What needs to be done. For the material below, the sole required output is the number of lines that include "General".

- Opening Delimiter -

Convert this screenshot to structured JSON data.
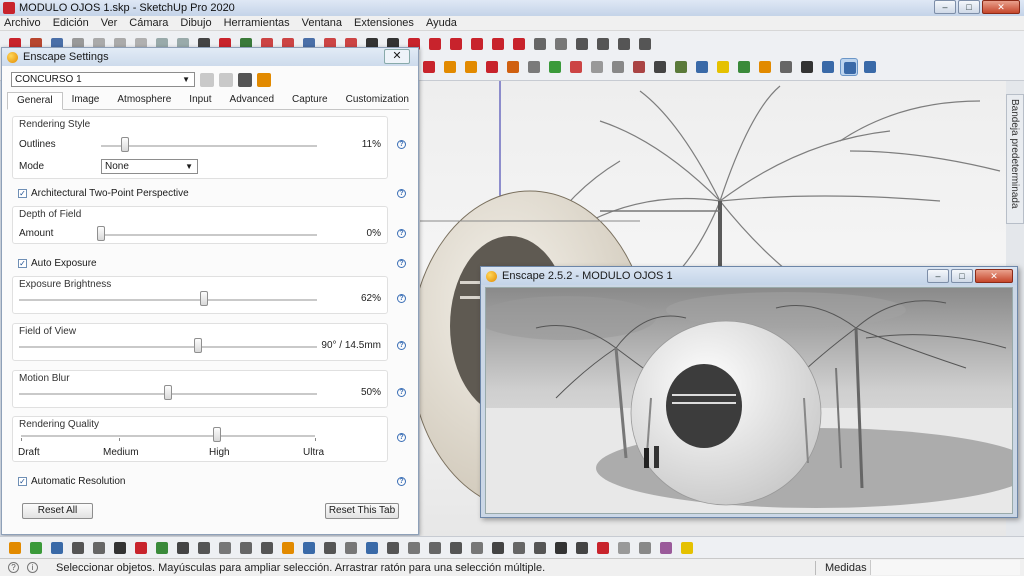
{
  "window": {
    "title": "MODULO OJOS 1.skp - SketchUp Pro 2020",
    "controls": [
      "–",
      "□",
      "✕"
    ]
  },
  "menu": [
    "Archivo",
    "Edición",
    "Ver",
    "Cámara",
    "Dibujo",
    "Herramientas",
    "Ventana",
    "Extensiones",
    "Ayuda"
  ],
  "tray": {
    "label": "Bandeja predeterminada"
  },
  "enscape_settings": {
    "title": "Enscape Settings",
    "close": "✕",
    "preset": "CONCURSO 1",
    "tabs": [
      "General",
      "Image",
      "Atmosphere",
      "Input",
      "Advanced",
      "Capture",
      "Customization"
    ],
    "active_tab": "General",
    "help_glyph": "?",
    "check_glyph": "✓",
    "rendering_style": {
      "heading": "Rendering Style",
      "outlines_label": "Outlines",
      "outlines_value": "11%",
      "outlines_level": 0.11,
      "mode_label": "Mode",
      "mode_value": "None"
    },
    "two_point_perspective": {
      "label": "Architectural Two-Point Perspective",
      "checked": true
    },
    "depth_of_field": {
      "heading": "Depth of Field",
      "amount_label": "Amount",
      "amount_value": "0%",
      "level": 0.0
    },
    "auto_exposure": {
      "label": "Auto Exposure",
      "checked": true
    },
    "exposure_brightness": {
      "heading": "Exposure Brightness",
      "value": "62%",
      "level": 0.62
    },
    "field_of_view": {
      "heading": "Field of View",
      "value": "90° / 14.5mm",
      "level": 0.6
    },
    "motion_blur": {
      "heading": "Motion Blur",
      "value": "50%",
      "level": 0.5
    },
    "rendering_quality": {
      "heading": "Rendering Quality",
      "levels": [
        "Draft",
        "Medium",
        "High",
        "Ultra"
      ],
      "selected": "High"
    },
    "automatic_resolution": {
      "label": "Automatic Resolution",
      "checked": true
    },
    "buttons": {
      "reset_all": "Reset All",
      "reset_tab": "Reset This Tab"
    }
  },
  "render_window": {
    "title": "Enscape 2.5.2 - MODULO OJOS 1",
    "controls": [
      "–",
      "□",
      "✕"
    ]
  },
  "status": {
    "text": "Seleccionar objetos. Mayúsculas para ampliar selección. Arrastrar ratón para una selección múltiple.",
    "measure_label": "Medidas"
  },
  "colors": {
    "sketchup_red": "#c8232c",
    "enscape_orange": "#e28a00",
    "title_blue": "#c4d3e8"
  }
}
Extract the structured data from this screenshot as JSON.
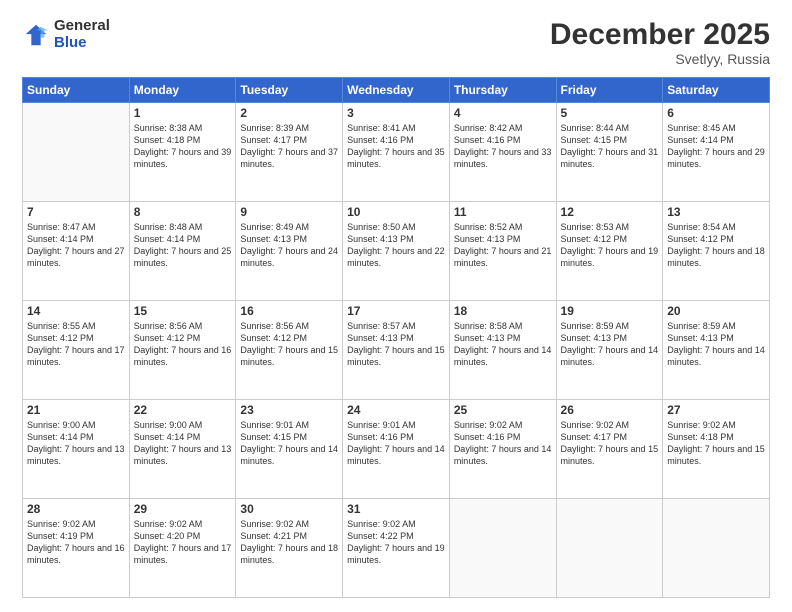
{
  "logo": {
    "general": "General",
    "blue": "Blue"
  },
  "header": {
    "month": "December 2025",
    "location": "Svetlyy, Russia"
  },
  "days_of_week": [
    "Sunday",
    "Monday",
    "Tuesday",
    "Wednesday",
    "Thursday",
    "Friday",
    "Saturday"
  ],
  "weeks": [
    [
      {
        "day": "",
        "sunrise": "",
        "sunset": "",
        "daylight": ""
      },
      {
        "day": "1",
        "sunrise": "Sunrise: 8:38 AM",
        "sunset": "Sunset: 4:18 PM",
        "daylight": "Daylight: 7 hours and 39 minutes."
      },
      {
        "day": "2",
        "sunrise": "Sunrise: 8:39 AM",
        "sunset": "Sunset: 4:17 PM",
        "daylight": "Daylight: 7 hours and 37 minutes."
      },
      {
        "day": "3",
        "sunrise": "Sunrise: 8:41 AM",
        "sunset": "Sunset: 4:16 PM",
        "daylight": "Daylight: 7 hours and 35 minutes."
      },
      {
        "day": "4",
        "sunrise": "Sunrise: 8:42 AM",
        "sunset": "Sunset: 4:16 PM",
        "daylight": "Daylight: 7 hours and 33 minutes."
      },
      {
        "day": "5",
        "sunrise": "Sunrise: 8:44 AM",
        "sunset": "Sunset: 4:15 PM",
        "daylight": "Daylight: 7 hours and 31 minutes."
      },
      {
        "day": "6",
        "sunrise": "Sunrise: 8:45 AM",
        "sunset": "Sunset: 4:14 PM",
        "daylight": "Daylight: 7 hours and 29 minutes."
      }
    ],
    [
      {
        "day": "7",
        "sunrise": "Sunrise: 8:47 AM",
        "sunset": "Sunset: 4:14 PM",
        "daylight": "Daylight: 7 hours and 27 minutes."
      },
      {
        "day": "8",
        "sunrise": "Sunrise: 8:48 AM",
        "sunset": "Sunset: 4:14 PM",
        "daylight": "Daylight: 7 hours and 25 minutes."
      },
      {
        "day": "9",
        "sunrise": "Sunrise: 8:49 AM",
        "sunset": "Sunset: 4:13 PM",
        "daylight": "Daylight: 7 hours and 24 minutes."
      },
      {
        "day": "10",
        "sunrise": "Sunrise: 8:50 AM",
        "sunset": "Sunset: 4:13 PM",
        "daylight": "Daylight: 7 hours and 22 minutes."
      },
      {
        "day": "11",
        "sunrise": "Sunrise: 8:52 AM",
        "sunset": "Sunset: 4:13 PM",
        "daylight": "Daylight: 7 hours and 21 minutes."
      },
      {
        "day": "12",
        "sunrise": "Sunrise: 8:53 AM",
        "sunset": "Sunset: 4:12 PM",
        "daylight": "Daylight: 7 hours and 19 minutes."
      },
      {
        "day": "13",
        "sunrise": "Sunrise: 8:54 AM",
        "sunset": "Sunset: 4:12 PM",
        "daylight": "Daylight: 7 hours and 18 minutes."
      }
    ],
    [
      {
        "day": "14",
        "sunrise": "Sunrise: 8:55 AM",
        "sunset": "Sunset: 4:12 PM",
        "daylight": "Daylight: 7 hours and 17 minutes."
      },
      {
        "day": "15",
        "sunrise": "Sunrise: 8:56 AM",
        "sunset": "Sunset: 4:12 PM",
        "daylight": "Daylight: 7 hours and 16 minutes."
      },
      {
        "day": "16",
        "sunrise": "Sunrise: 8:56 AM",
        "sunset": "Sunset: 4:12 PM",
        "daylight": "Daylight: 7 hours and 15 minutes."
      },
      {
        "day": "17",
        "sunrise": "Sunrise: 8:57 AM",
        "sunset": "Sunset: 4:13 PM",
        "daylight": "Daylight: 7 hours and 15 minutes."
      },
      {
        "day": "18",
        "sunrise": "Sunrise: 8:58 AM",
        "sunset": "Sunset: 4:13 PM",
        "daylight": "Daylight: 7 hours and 14 minutes."
      },
      {
        "day": "19",
        "sunrise": "Sunrise: 8:59 AM",
        "sunset": "Sunset: 4:13 PM",
        "daylight": "Daylight: 7 hours and 14 minutes."
      },
      {
        "day": "20",
        "sunrise": "Sunrise: 8:59 AM",
        "sunset": "Sunset: 4:13 PM",
        "daylight": "Daylight: 7 hours and 14 minutes."
      }
    ],
    [
      {
        "day": "21",
        "sunrise": "Sunrise: 9:00 AM",
        "sunset": "Sunset: 4:14 PM",
        "daylight": "Daylight: 7 hours and 13 minutes."
      },
      {
        "day": "22",
        "sunrise": "Sunrise: 9:00 AM",
        "sunset": "Sunset: 4:14 PM",
        "daylight": "Daylight: 7 hours and 13 minutes."
      },
      {
        "day": "23",
        "sunrise": "Sunrise: 9:01 AM",
        "sunset": "Sunset: 4:15 PM",
        "daylight": "Daylight: 7 hours and 14 minutes."
      },
      {
        "day": "24",
        "sunrise": "Sunrise: 9:01 AM",
        "sunset": "Sunset: 4:16 PM",
        "daylight": "Daylight: 7 hours and 14 minutes."
      },
      {
        "day": "25",
        "sunrise": "Sunrise: 9:02 AM",
        "sunset": "Sunset: 4:16 PM",
        "daylight": "Daylight: 7 hours and 14 minutes."
      },
      {
        "day": "26",
        "sunrise": "Sunrise: 9:02 AM",
        "sunset": "Sunset: 4:17 PM",
        "daylight": "Daylight: 7 hours and 15 minutes."
      },
      {
        "day": "27",
        "sunrise": "Sunrise: 9:02 AM",
        "sunset": "Sunset: 4:18 PM",
        "daylight": "Daylight: 7 hours and 15 minutes."
      }
    ],
    [
      {
        "day": "28",
        "sunrise": "Sunrise: 9:02 AM",
        "sunset": "Sunset: 4:19 PM",
        "daylight": "Daylight: 7 hours and 16 minutes."
      },
      {
        "day": "29",
        "sunrise": "Sunrise: 9:02 AM",
        "sunset": "Sunset: 4:20 PM",
        "daylight": "Daylight: 7 hours and 17 minutes."
      },
      {
        "day": "30",
        "sunrise": "Sunrise: 9:02 AM",
        "sunset": "Sunset: 4:21 PM",
        "daylight": "Daylight: 7 hours and 18 minutes."
      },
      {
        "day": "31",
        "sunrise": "Sunrise: 9:02 AM",
        "sunset": "Sunset: 4:22 PM",
        "daylight": "Daylight: 7 hours and 19 minutes."
      },
      {
        "day": "",
        "sunrise": "",
        "sunset": "",
        "daylight": ""
      },
      {
        "day": "",
        "sunrise": "",
        "sunset": "",
        "daylight": ""
      },
      {
        "day": "",
        "sunrise": "",
        "sunset": "",
        "daylight": ""
      }
    ]
  ]
}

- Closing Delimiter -

Exercise result. 3